◆ Interface dataset entries ◆
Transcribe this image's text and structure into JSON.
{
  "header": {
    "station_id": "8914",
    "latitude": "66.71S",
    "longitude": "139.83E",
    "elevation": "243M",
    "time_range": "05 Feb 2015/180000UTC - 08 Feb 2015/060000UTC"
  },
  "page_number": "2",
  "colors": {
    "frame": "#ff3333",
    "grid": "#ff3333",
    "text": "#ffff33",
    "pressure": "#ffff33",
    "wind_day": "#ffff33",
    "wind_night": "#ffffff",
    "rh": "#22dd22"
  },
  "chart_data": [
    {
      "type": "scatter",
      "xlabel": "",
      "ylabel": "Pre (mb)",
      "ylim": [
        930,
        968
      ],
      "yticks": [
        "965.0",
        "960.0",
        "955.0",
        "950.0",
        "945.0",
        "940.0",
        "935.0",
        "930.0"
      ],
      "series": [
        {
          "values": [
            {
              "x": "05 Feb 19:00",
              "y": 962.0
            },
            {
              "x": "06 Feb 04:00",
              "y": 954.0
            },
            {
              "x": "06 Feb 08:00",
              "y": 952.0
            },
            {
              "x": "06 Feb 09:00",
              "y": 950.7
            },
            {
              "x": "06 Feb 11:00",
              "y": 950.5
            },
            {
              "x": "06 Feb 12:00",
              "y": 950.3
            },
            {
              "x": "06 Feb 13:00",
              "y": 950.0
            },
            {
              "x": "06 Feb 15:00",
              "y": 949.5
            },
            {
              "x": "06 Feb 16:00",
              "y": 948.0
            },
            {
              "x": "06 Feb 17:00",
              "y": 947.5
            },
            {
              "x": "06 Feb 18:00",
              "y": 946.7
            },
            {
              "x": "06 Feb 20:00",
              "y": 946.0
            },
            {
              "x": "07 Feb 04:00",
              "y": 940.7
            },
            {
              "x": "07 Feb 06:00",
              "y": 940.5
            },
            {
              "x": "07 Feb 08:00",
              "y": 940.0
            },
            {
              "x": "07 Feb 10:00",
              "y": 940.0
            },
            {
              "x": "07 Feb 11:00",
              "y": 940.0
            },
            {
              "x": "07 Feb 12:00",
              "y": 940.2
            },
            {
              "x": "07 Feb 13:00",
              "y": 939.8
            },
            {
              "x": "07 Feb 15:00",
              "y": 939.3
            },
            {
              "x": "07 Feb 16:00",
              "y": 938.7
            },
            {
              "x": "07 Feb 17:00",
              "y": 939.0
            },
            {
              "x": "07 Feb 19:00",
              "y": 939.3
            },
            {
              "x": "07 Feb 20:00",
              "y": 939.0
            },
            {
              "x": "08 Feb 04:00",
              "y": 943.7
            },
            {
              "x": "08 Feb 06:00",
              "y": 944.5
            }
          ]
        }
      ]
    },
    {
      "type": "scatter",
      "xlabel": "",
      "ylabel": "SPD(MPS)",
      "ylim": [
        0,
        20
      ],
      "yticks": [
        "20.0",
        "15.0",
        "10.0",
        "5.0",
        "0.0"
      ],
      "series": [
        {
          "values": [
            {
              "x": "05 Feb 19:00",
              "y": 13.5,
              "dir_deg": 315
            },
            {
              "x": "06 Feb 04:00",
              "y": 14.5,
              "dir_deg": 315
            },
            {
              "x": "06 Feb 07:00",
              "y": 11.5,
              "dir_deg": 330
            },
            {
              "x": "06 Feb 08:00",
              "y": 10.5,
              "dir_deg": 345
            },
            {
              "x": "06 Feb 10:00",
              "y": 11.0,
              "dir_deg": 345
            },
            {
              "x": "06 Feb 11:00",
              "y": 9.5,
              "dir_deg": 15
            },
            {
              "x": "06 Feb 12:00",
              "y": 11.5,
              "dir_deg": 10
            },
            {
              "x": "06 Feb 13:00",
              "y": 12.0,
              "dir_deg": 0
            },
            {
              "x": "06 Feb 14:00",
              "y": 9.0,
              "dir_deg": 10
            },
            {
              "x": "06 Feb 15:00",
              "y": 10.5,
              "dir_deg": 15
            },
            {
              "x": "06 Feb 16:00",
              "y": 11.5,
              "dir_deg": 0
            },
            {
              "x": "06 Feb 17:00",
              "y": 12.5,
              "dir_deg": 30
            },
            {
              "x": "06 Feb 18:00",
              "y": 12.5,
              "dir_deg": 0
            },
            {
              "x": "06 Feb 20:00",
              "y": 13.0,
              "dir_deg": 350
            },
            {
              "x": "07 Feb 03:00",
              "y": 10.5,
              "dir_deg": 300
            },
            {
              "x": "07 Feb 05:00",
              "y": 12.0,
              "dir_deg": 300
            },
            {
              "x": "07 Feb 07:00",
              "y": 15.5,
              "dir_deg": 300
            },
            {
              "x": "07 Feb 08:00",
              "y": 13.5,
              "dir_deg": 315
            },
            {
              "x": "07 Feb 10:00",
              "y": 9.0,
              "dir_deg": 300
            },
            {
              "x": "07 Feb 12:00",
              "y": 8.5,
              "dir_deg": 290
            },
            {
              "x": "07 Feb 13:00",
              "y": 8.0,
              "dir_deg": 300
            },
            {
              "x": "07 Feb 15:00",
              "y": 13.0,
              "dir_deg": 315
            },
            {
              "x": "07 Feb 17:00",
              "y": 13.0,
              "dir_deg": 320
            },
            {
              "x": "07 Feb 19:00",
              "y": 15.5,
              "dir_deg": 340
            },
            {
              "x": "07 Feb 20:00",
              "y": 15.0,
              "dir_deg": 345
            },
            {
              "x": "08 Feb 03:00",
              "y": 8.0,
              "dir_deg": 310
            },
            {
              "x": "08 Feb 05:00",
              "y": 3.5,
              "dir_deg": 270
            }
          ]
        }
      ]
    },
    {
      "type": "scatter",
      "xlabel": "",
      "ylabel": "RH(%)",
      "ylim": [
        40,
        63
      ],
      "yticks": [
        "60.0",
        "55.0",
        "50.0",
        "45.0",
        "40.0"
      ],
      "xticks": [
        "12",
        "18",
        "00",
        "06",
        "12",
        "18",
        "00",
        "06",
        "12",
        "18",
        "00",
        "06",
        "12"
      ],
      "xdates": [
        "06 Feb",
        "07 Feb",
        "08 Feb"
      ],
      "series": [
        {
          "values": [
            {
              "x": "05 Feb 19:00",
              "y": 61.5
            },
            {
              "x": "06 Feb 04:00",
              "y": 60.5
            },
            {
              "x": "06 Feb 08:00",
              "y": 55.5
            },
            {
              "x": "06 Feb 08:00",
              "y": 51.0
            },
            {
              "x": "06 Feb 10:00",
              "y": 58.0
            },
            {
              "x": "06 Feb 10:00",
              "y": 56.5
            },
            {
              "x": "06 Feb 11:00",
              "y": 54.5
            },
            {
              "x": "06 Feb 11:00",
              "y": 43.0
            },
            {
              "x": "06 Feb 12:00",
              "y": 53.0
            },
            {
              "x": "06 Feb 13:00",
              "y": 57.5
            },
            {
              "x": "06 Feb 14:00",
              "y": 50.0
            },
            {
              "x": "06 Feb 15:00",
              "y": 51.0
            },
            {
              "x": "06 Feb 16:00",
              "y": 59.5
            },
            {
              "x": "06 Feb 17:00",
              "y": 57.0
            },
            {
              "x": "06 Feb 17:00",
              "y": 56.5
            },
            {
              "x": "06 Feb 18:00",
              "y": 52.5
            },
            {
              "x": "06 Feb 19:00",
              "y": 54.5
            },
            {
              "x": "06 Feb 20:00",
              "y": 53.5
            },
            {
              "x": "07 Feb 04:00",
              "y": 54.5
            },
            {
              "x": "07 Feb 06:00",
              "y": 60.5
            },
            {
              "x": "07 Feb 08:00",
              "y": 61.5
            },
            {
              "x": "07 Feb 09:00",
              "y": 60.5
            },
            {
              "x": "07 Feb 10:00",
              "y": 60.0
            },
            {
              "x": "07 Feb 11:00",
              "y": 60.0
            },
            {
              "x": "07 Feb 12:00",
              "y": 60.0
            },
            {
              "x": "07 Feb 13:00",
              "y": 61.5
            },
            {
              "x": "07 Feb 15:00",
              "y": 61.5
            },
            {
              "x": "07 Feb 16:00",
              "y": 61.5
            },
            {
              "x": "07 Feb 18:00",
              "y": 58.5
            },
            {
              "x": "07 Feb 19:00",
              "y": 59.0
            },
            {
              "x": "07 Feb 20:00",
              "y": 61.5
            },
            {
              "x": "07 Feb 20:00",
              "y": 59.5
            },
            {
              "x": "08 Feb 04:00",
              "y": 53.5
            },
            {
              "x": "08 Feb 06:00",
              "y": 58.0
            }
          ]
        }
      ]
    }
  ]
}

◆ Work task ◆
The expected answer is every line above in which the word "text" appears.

◆ Answer ◆
Transcribe this image's text and structure into JSON.
    "text": "#ffff33",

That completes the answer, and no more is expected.